• [YOUR TASK]:
The entries are to be repeated verbatim, with nothing left out.

Data extracted from a collection
[Start of section]
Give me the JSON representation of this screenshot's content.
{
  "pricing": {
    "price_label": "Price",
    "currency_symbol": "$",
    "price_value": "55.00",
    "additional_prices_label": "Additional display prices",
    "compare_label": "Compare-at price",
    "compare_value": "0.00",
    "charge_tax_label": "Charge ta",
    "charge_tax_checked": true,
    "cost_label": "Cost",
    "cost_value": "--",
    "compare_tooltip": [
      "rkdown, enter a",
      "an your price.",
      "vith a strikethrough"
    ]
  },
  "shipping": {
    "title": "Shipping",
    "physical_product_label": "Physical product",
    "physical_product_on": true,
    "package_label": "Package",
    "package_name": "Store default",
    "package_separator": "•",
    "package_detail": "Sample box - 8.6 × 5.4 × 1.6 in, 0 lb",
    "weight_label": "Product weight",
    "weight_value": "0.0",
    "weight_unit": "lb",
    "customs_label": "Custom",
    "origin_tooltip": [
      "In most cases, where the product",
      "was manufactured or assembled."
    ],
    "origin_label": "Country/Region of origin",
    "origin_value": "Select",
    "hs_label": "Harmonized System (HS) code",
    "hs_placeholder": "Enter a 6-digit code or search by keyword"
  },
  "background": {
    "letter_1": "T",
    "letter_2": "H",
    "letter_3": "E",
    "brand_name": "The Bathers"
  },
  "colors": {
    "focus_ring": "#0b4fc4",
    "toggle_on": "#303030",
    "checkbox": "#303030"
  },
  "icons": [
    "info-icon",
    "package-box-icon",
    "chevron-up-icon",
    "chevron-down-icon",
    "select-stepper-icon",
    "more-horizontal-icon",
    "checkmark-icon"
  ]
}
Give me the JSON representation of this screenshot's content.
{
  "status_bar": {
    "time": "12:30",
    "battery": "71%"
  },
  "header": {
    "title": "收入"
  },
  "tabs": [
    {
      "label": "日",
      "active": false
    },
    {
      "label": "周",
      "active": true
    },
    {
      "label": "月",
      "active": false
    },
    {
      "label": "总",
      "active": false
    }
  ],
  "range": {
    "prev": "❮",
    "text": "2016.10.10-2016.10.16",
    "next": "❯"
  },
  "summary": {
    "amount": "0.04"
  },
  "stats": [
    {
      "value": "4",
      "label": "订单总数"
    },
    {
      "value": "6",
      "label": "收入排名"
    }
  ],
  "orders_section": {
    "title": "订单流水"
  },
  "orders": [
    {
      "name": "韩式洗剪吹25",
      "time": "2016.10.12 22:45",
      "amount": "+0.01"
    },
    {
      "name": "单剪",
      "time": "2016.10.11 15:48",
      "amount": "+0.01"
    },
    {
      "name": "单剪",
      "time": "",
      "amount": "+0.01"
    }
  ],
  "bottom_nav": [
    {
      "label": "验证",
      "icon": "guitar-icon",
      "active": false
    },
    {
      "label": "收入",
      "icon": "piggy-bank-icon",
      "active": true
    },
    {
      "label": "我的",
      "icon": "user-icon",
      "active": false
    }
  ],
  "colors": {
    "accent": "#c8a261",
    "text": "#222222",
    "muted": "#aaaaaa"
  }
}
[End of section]
• [ANSWER TO THIS TASK]:
Give me the JSON representation of this screenshot's content.
{
  "pricing": {
    "price_label": "Price",
    "currency_symbol": "$",
    "price_value": "55.00",
    "additional_prices_label": "Additional display prices",
    "compare_label": "Compare-at price",
    "compare_value": "0.00",
    "charge_tax_label": "Charge ta",
    "charge_tax_checked": true,
    "cost_label": "Cost",
    "cost_value": "--",
    "compare_tooltip": [
      "rkdown, enter a",
      "an your price.",
      "vith a strikethrough"
    ]
  },
  "shipping": {
    "title": "Shipping",
    "physical_product_label": "Physical product",
    "physical_product_on": true,
    "package_label": "Package",
    "package_name": "Store default",
    "package_separator": "•",
    "package_detail": "Sample box - 8.6 × 5.4 × 1.6 in, 0 lb",
    "weight_label": "Product weight",
    "weight_value": "0.0",
    "weight_unit": "lb",
    "customs_label": "Custom",
    "origin_tooltip": [
      "In most cases, where the product",
      "was manufactured or assembled."
    ],
    "origin_label": "Country/Region of origin",
    "origin_value": "Select",
    "hs_label": "Harmonized System (HS) code",
    "hs_placeholder": "Enter a 6-digit code or search by keyword"
  },
  "background": {
    "letter_1": "T",
    "letter_2": "H",
    "letter_3": "E",
    "brand_name": "The Bathers"
  },
  "colors": {
    "focus_ring": "#0b4fc4",
    "toggle_on": "#303030",
    "checkbox": "#303030"
  },
  "icons": [
    "info-icon",
    "package-box-icon",
    "chevron-up-icon",
    "chevron-down-icon",
    "select-stepper-icon",
    "more-horizontal-icon",
    "checkmark-icon"
  ]
}
Give me the JSON representation of this screenshot's content.
{
  "status_bar": {
    "time": "12:30",
    "battery": "71%"
  },
  "header": {
    "title": "收入"
  },
  "tabs": [
    {
      "label": "日",
      "active": false
    },
    {
      "label": "周",
      "active": true
    },
    {
      "label": "月",
      "active": false
    },
    {
      "label": "总",
      "active": false
    }
  ],
  "range": {
    "prev": "❮",
    "text": "2016.10.10-2016.10.16",
    "next": "❯"
  },
  "summary": {
    "amount": "0.04"
  },
  "stats": [
    {
      "value": "4",
      "label": "订单总数"
    },
    {
      "value": "6",
      "label": "收入排名"
    }
  ],
  "orders_section": {
    "title": "订单流水"
  },
  "orders": [
    {
      "name": "韩式洗剪吹25",
      "time": "2016.10.12 22:45",
      "amount": "+0.01"
    },
    {
      "name": "单剪",
      "time": "2016.10.11 15:48",
      "amount": "+0.01"
    },
    {
      "name": "单剪",
      "time": "",
      "amount": "+0.01"
    }
  ],
  "bottom_nav": [
    {
      "label": "验证",
      "icon": "guitar-icon",
      "active": false
    },
    {
      "label": "收入",
      "icon": "piggy-bank-icon",
      "active": true
    },
    {
      "label": "我的",
      "icon": "user-icon",
      "active": false
    }
  ],
  "colors": {
    "accent": "#c8a261",
    "text": "#222222",
    "muted": "#aaaaaa"
  }
}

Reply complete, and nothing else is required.